On my last day of teaching in China, I realized how much food could help too. The lunch meeting was another scheduled surprise, which by now I only shrugged at. Inside the small dining room, an air conditioning unit hummed and beads of perspiration collected on our bottles of water and the backs of our necks. The waiter brought out plates of sliced cucumber and bowls of brown liquid and brown gelatinous chunks. It tasted like Jell-O made from sugar-free Dr. Pepper. “This is a local dish made of herbs,” said our host, pointing to the bowls. “It is a Jinhua specialty. We believe eating it in the summer is good for our health.” I sipped the cold sweetish liquid between bites of the gelatin and noticed too the plates of seafood, the bowls of cucumber salad, the plates of watermelon—“the fortune cookie of China,” according to our hosts—the many dishes designed to bring our core temperature down. For two weeks I’d eaten many naturally sweet, cooling, light foods. I ate hardly any dairy, raw vegetables, or refined sugars—all difficult foods to digest. Because I was trying to be an adventurous vegetarian, I was trying all the tofu and cooked vegetable dishes, the cucumber juice, chilled milk tea, lychees and dragon fruit. I even tried the fermented cold rice soup Sunny, my co-teacher, recommended as good for my health, and the brown Jell-O—twice. Because I was eating new foods with chopsticks, I went from inhaling my food to eating slowly, paying attention—a technique both Ayurvedic doctors and French women recommend for weight loss. Alcohol (a pitta irritant) was forbidden to our team for religious reasons, and my caffeine intake was limited to maybe a cup of coffee per day and some tea. My body felt healthy and my mind always felt clear
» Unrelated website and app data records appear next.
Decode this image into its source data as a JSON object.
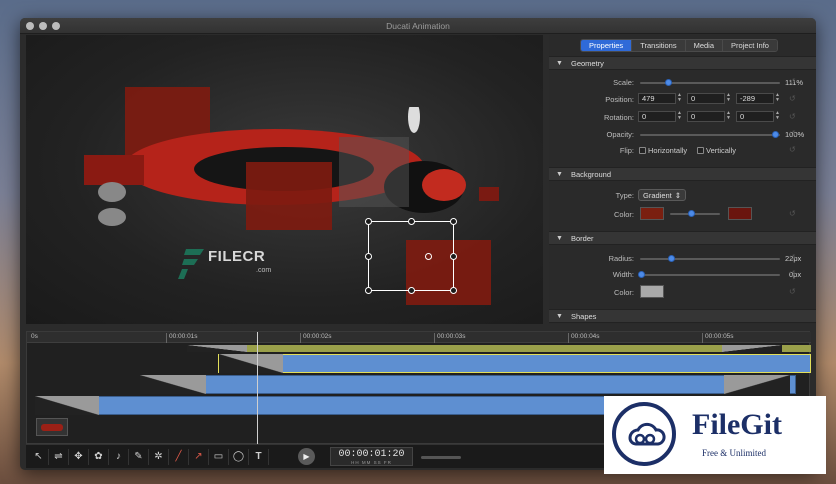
{
  "window": {
    "title": "Ducati Animation"
  },
  "watermark": {
    "text": "FILECR",
    "sub": ".com"
  },
  "inspector": {
    "tabs": [
      {
        "label": "Properties",
        "active": true
      },
      {
        "label": "Transitions",
        "active": false
      },
      {
        "label": "Media",
        "active": false
      },
      {
        "label": "Project Info",
        "active": false
      }
    ],
    "geometry": {
      "header": "Geometry",
      "scale_label": "Scale:",
      "scale_value": "111%",
      "position_label": "Position:",
      "position_x": "479",
      "position_y": "0",
      "position_z": "-289",
      "rotation_label": "Rotation:",
      "rotation_x": "0",
      "rotation_y": "0",
      "rotation_z": "0",
      "opacity_label": "Opacity:",
      "opacity_value": "100%",
      "flip_label": "Flip:",
      "flip_h": "Horizontally",
      "flip_v": "Vertically"
    },
    "background": {
      "header": "Background",
      "type_label": "Type:",
      "type_value": "Gradient",
      "color_label": "Color:",
      "color_start": "#7a1f10",
      "color_end": "#6a150e"
    },
    "border": {
      "header": "Border",
      "radius_label": "Radius:",
      "radius_value": "22px",
      "width_label": "Width:",
      "width_value": "0px",
      "color_label": "Color:",
      "color": "#a9a9a9"
    },
    "shapes": {
      "header": "Shapes"
    }
  },
  "timeline": {
    "ticks": [
      "0s",
      "00:00:01s",
      "00:00:02s",
      "00:00:03s",
      "00:00:04s",
      "00:00:05s"
    ]
  },
  "toolbar": {
    "tools": [
      "pointer-icon",
      "motion-path-icon",
      "move-icon",
      "particles-icon",
      "microphone-icon",
      "brush-icon",
      "snowflake-icon",
      "line-icon",
      "arrow-icon",
      "rectangle-icon",
      "ellipse-icon",
      "text-icon"
    ],
    "tool_glyphs": [
      "↖",
      "⇌",
      "✥",
      "✿",
      "♪",
      "✎",
      "✲",
      "╱",
      "↗",
      "▭",
      "◯",
      "T"
    ],
    "timecode": "00:00:01:20",
    "timecode_units": "HH  MM  SS  FR"
  },
  "filegit": {
    "name": "FileGit",
    "tagline": "Free & Unlimited"
  }
}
During my first pancake breakfast home in America, I discovered the antibiotic I took in China had wrecked the good bacteria in my stomach along with the bad, so I spent the first few days home cautiously eating vegetables and missing greens and rice. In the weeks following, I’d wake up at 8:00 or 9:30 instead of 5:30, and miss the early dawn. In the schedule-less days of the end of summer, I missed the rhythm of waking, working out, teaching, eating, teaching, and trying to not get hit by a scooter. In the comfortable sameness of Indiana, I missed the invigoration that comes in trying to order a coffee when all you have is a picture and your hands, or teaching Chinese students the concept of baseball and Easter. I sat in my comfortable American house, at a desk with a 70-degree breeze blowing into the house, and missed even the tropical heat with its curative purge.
Sometimes when we advise study abroad students, we ask them to consider their coping mechanisms—the gym, video games, homework—and ask what they’ll do when all of those are gone. We don’t ask them the reverse, and I believe now we should. Back in America, and frustrated with my days listing like a half shipwrecked boat, I found myself unable to walk everywhere and eat greens for every meal. What I could do is find my way into my dark bedroom at night and sit on the hard floor, shut my eyes, and tell myself to breathe slowly and deeply in and out of my nose.